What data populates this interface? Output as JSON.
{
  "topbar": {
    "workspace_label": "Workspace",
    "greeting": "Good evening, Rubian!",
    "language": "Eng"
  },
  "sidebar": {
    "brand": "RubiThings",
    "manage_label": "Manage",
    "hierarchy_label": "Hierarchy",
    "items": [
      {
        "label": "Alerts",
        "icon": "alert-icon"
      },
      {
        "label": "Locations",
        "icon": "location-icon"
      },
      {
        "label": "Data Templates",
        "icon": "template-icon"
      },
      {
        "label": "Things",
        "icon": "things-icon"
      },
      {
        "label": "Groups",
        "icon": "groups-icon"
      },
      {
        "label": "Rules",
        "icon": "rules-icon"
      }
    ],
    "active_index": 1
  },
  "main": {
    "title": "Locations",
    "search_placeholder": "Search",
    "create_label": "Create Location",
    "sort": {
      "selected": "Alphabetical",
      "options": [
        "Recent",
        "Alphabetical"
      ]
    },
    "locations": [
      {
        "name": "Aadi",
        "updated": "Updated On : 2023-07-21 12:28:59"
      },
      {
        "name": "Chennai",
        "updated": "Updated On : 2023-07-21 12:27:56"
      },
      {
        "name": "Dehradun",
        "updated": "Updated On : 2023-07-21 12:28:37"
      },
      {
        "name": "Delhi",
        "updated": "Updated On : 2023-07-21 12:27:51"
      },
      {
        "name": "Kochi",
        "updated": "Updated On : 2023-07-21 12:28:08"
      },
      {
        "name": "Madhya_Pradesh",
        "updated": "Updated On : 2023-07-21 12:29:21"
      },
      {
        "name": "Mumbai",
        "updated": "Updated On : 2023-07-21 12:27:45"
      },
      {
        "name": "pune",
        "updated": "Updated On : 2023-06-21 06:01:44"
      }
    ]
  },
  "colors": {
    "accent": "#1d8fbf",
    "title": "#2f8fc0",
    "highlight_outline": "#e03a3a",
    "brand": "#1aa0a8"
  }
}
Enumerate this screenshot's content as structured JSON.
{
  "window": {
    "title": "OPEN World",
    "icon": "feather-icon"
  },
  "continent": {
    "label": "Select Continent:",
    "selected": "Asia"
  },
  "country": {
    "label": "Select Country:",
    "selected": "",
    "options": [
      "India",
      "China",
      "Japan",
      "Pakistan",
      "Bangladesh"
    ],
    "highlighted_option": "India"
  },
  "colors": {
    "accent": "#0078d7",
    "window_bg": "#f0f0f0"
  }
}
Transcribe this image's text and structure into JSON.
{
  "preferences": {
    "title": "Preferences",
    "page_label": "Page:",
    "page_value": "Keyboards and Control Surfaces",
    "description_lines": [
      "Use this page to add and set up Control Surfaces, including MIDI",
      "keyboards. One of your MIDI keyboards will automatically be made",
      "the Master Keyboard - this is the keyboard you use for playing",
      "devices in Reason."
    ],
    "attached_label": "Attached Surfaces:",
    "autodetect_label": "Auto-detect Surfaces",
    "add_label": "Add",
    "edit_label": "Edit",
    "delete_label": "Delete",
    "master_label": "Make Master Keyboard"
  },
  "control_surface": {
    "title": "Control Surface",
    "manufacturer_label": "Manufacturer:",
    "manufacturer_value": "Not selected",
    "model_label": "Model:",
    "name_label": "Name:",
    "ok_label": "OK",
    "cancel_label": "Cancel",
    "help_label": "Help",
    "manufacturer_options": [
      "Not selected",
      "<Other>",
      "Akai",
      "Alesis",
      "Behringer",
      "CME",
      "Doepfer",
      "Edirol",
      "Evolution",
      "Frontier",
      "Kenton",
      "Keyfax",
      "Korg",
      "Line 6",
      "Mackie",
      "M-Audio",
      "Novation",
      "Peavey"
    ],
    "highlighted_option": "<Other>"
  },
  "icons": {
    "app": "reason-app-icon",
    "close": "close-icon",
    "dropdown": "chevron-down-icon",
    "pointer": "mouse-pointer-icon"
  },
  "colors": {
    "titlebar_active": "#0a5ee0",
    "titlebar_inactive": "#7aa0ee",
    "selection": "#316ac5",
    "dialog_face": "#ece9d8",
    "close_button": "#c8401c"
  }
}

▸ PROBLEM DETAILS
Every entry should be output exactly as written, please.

▸ SOLUTION FOR THIS EXERCISE
What data populates this interface? Output as JSON.
{
  "topbar": {
    "workspace_label": "Workspace",
    "greeting": "Good evening, Rubian!",
    "language": "Eng"
  },
  "sidebar": {
    "brand": "RubiThings",
    "manage_label": "Manage",
    "hierarchy_label": "Hierarchy",
    "items": [
      {
        "label": "Alerts",
        "icon": "alert-icon"
      },
      {
        "label": "Locations",
        "icon": "location-icon"
      },
      {
        "label": "Data Templates",
        "icon": "template-icon"
      },
      {
        "label": "Things",
        "icon": "things-icon"
      },
      {
        "label": "Groups",
        "icon": "groups-icon"
      },
      {
        "label": "Rules",
        "icon": "rules-icon"
      }
    ],
    "active_index": 1
  },
  "main": {
    "title": "Locations",
    "search_placeholder": "Search",
    "create_label": "Create Location",
    "sort": {
      "selected": "Alphabetical",
      "options": [
        "Recent",
        "Alphabetical"
      ]
    },
    "locations": [
      {
        "name": "Aadi",
        "updated": "Updated On : 2023-07-21 12:28:59"
      },
      {
        "name": "Chennai",
        "updated": "Updated On : 2023-07-21 12:27:56"
      },
      {
        "name": "Dehradun",
        "updated": "Updated On : 2023-07-21 12:28:37"
      },
      {
        "name": "Delhi",
        "updated": "Updated On : 2023-07-21 12:27:51"
      },
      {
        "name": "Kochi",
        "updated": "Updated On : 2023-07-21 12:28:08"
      },
      {
        "name": "Madhya_Pradesh",
        "updated": "Updated On : 2023-07-21 12:29:21"
      },
      {
        "name": "Mumbai",
        "updated": "Updated On : 2023-07-21 12:27:45"
      },
      {
        "name": "pune",
        "updated": "Updated On : 2023-06-21 06:01:44"
      }
    ]
  },
  "colors": {
    "accent": "#1d8fbf",
    "title": "#2f8fc0",
    "highlight_outline": "#e03a3a",
    "brand": "#1aa0a8"
  }
}
Enumerate this screenshot's content as structured JSON.
{
  "window": {
    "title": "OPEN World",
    "icon": "feather-icon"
  },
  "continent": {
    "label": "Select Continent:",
    "selected": "Asia"
  },
  "country": {
    "label": "Select Country:",
    "selected": "",
    "options": [
      "India",
      "China",
      "Japan",
      "Pakistan",
      "Bangladesh"
    ],
    "highlighted_option": "India"
  },
  "colors": {
    "accent": "#0078d7",
    "window_bg": "#f0f0f0"
  }
}
Transcribe this image's text and structure into JSON.
{
  "preferences": {
    "title": "Preferences",
    "page_label": "Page:",
    "page_value": "Keyboards and Control Surfaces",
    "description_lines": [
      "Use this page to add and set up Control Surfaces, including MIDI",
      "keyboards. One of your MIDI keyboards will automatically be made",
      "the Master Keyboard - this is the keyboard you use for playing",
      "devices in Reason."
    ],
    "attached_label": "Attached Surfaces:",
    "autodetect_label": "Auto-detect Surfaces",
    "add_label": "Add",
    "edit_label": "Edit",
    "delete_label": "Delete",
    "master_label": "Make Master Keyboard"
  },
  "control_surface": {
    "title": "Control Surface",
    "manufacturer_label": "Manufacturer:",
    "manufacturer_value": "Not selected",
    "model_label": "Model:",
    "name_label": "Name:",
    "ok_label": "OK",
    "cancel_label": "Cancel",
    "help_label": "Help",
    "manufacturer_options": [
      "Not selected",
      "<Other>",
      "Akai",
      "Alesis",
      "Behringer",
      "CME",
      "Doepfer",
      "Edirol",
      "Evolution",
      "Frontier",
      "Kenton",
      "Keyfax",
      "Korg",
      "Line 6",
      "Mackie",
      "M-Audio",
      "Novation",
      "Peavey"
    ],
    "highlighted_option": "<Other>"
  },
  "icons": {
    "app": "reason-app-icon",
    "close": "close-icon",
    "dropdown": "chevron-down-icon",
    "pointer": "mouse-pointer-icon"
  },
  "colors": {
    "titlebar_active": "#0a5ee0",
    "titlebar_inactive": "#7aa0ee",
    "selection": "#316ac5",
    "dialog_face": "#ece9d8",
    "close_button": "#c8401c"
  }
}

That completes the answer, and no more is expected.